> **WORK TO BE COMPLETED**: Each record is to be duplicated exactly, with nothing added.

[Website and app data records]
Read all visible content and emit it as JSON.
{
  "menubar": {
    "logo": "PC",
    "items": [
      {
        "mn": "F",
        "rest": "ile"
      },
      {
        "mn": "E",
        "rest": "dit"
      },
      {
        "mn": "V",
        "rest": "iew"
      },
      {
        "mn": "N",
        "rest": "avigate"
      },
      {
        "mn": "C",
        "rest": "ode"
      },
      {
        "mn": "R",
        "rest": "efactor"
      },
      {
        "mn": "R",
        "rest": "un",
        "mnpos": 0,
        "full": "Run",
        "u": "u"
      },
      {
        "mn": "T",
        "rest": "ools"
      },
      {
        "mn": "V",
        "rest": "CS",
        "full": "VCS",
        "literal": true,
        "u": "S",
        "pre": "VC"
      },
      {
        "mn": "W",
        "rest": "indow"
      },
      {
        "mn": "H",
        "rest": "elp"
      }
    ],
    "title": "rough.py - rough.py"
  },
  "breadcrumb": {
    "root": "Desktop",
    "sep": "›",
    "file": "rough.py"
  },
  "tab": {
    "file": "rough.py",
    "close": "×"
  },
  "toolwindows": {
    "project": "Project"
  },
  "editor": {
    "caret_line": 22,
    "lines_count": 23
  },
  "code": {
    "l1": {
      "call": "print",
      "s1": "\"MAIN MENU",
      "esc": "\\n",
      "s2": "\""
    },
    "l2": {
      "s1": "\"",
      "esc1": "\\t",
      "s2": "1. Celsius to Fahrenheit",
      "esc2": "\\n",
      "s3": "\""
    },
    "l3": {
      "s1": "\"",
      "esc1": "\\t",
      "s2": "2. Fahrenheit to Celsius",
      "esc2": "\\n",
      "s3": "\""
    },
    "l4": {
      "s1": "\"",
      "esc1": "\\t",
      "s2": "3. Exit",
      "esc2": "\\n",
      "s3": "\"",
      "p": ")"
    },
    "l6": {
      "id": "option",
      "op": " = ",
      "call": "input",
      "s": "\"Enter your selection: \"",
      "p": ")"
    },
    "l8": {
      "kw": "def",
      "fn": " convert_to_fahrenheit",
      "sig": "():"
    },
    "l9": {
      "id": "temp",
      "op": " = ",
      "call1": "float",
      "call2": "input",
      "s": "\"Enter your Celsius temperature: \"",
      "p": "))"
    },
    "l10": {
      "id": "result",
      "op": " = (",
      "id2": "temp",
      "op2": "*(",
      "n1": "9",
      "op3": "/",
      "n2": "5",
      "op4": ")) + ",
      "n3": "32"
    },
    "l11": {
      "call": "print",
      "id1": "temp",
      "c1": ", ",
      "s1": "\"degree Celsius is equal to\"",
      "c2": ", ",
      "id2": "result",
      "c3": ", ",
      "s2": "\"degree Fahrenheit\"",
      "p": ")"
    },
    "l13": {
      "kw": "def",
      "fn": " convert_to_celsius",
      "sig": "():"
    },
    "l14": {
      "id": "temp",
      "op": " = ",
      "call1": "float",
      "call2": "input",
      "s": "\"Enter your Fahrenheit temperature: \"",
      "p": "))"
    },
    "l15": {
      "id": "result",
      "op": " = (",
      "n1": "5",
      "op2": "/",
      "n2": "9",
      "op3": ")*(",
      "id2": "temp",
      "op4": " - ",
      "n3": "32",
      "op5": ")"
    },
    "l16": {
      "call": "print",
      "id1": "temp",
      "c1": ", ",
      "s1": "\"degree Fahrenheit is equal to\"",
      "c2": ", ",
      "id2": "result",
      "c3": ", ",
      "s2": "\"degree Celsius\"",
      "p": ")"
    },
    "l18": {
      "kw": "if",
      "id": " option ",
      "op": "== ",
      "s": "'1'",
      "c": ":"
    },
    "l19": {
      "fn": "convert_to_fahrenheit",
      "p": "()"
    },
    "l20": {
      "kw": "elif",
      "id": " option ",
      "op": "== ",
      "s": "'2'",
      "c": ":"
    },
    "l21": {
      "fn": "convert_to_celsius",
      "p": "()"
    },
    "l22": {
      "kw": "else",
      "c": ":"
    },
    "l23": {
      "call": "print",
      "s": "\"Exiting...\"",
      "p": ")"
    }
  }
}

> **RESULT BELOW**:
Read all visible content and emit it as JSON.
{
  "menubar": {
    "logo": "PC",
    "items": [
      {
        "mn": "F",
        "rest": "ile"
      },
      {
        "mn": "E",
        "rest": "dit"
      },
      {
        "mn": "V",
        "rest": "iew"
      },
      {
        "mn": "N",
        "rest": "avigate"
      },
      {
        "mn": "C",
        "rest": "ode"
      },
      {
        "mn": "R",
        "rest": "efactor"
      },
      {
        "mn": "R",
        "rest": "un",
        "mnpos": 0,
        "full": "Run",
        "u": "u"
      },
      {
        "mn": "T",
        "rest": "ools"
      },
      {
        "mn": "V",
        "rest": "CS",
        "full": "VCS",
        "literal": true,
        "u": "S",
        "pre": "VC"
      },
      {
        "mn": "W",
        "rest": "indow"
      },
      {
        "mn": "H",
        "rest": "elp"
      }
    ],
    "title": "rough.py - rough.py"
  },
  "breadcrumb": {
    "root": "Desktop",
    "sep": "›",
    "file": "rough.py"
  },
  "tab": {
    "file": "rough.py",
    "close": "×"
  },
  "toolwindows": {
    "project": "Project"
  },
  "editor": {
    "caret_line": 22,
    "lines_count": 23
  },
  "code": {
    "l1": {
      "call": "print",
      "s1": "\"MAIN MENU",
      "esc": "\\n",
      "s2": "\""
    },
    "l2": {
      "s1": "\"",
      "esc1": "\\t",
      "s2": "1. Celsius to Fahrenheit",
      "esc2": "\\n",
      "s3": "\""
    },
    "l3": {
      "s1": "\"",
      "esc1": "\\t",
      "s2": "2. Fahrenheit to Celsius",
      "esc2": "\\n",
      "s3": "\""
    },
    "l4": {
      "s1": "\"",
      "esc1": "\\t",
      "s2": "3. Exit",
      "esc2": "\\n",
      "s3": "\"",
      "p": ")"
    },
    "l6": {
      "id": "option",
      "op": " = ",
      "call": "input",
      "s": "\"Enter your selection: \"",
      "p": ")"
    },
    "l8": {
      "kw": "def",
      "fn": " convert_to_fahrenheit",
      "sig": "():"
    },
    "l9": {
      "id": "temp",
      "op": " = ",
      "call1": "float",
      "call2": "input",
      "s": "\"Enter your Celsius temperature: \"",
      "p": "))"
    },
    "l10": {
      "id": "result",
      "op": " = (",
      "id2": "temp",
      "op2": "*(",
      "n1": "9",
      "op3": "/",
      "n2": "5",
      "op4": ")) + ",
      "n3": "32"
    },
    "l11": {
      "call": "print",
      "id1": "temp",
      "c1": ", ",
      "s1": "\"degree Celsius is equal to\"",
      "c2": ", ",
      "id2": "result",
      "c3": ", ",
      "s2": "\"degree Fahrenheit\"",
      "p": ")"
    },
    "l13": {
      "kw": "def",
      "fn": " convert_to_celsius",
      "sig": "():"
    },
    "l14": {
      "id": "temp",
      "op": " = ",
      "call1": "float",
      "call2": "input",
      "s": "\"Enter your Fahrenheit temperature: \"",
      "p": "))"
    },
    "l15": {
      "id": "result",
      "op": " = (",
      "n1": "5",
      "op2": "/",
      "n2": "9",
      "op3": ")*(",
      "id2": "temp",
      "op4": " - ",
      "n3": "32",
      "op5": ")"
    },
    "l16": {
      "call": "print",
      "id1": "temp",
      "c1": ", ",
      "s1": "\"degree Fahrenheit is equal to\"",
      "c2": ", ",
      "id2": "result",
      "c3": ", ",
      "s2": "\"degree Celsius\"",
      "p": ")"
    },
    "l18": {
      "kw": "if",
      "id": " option ",
      "op": "== ",
      "s": "'1'",
      "c": ":"
    },
    "l19": {
      "fn": "convert_to_fahrenheit",
      "p": "()"
    },
    "l20": {
      "kw": "elif",
      "id": " option ",
      "op": "== ",
      "s": "'2'",
      "c": ":"
    },
    "l21": {
      "fn": "convert_to_celsius",
      "p": "()"
    },
    "l22": {
      "kw": "else",
      "c": ":"
    },
    "l23": {
      "call": "print",
      "s": "\"Exiting...\"",
      "p": ")"
    }
  }
}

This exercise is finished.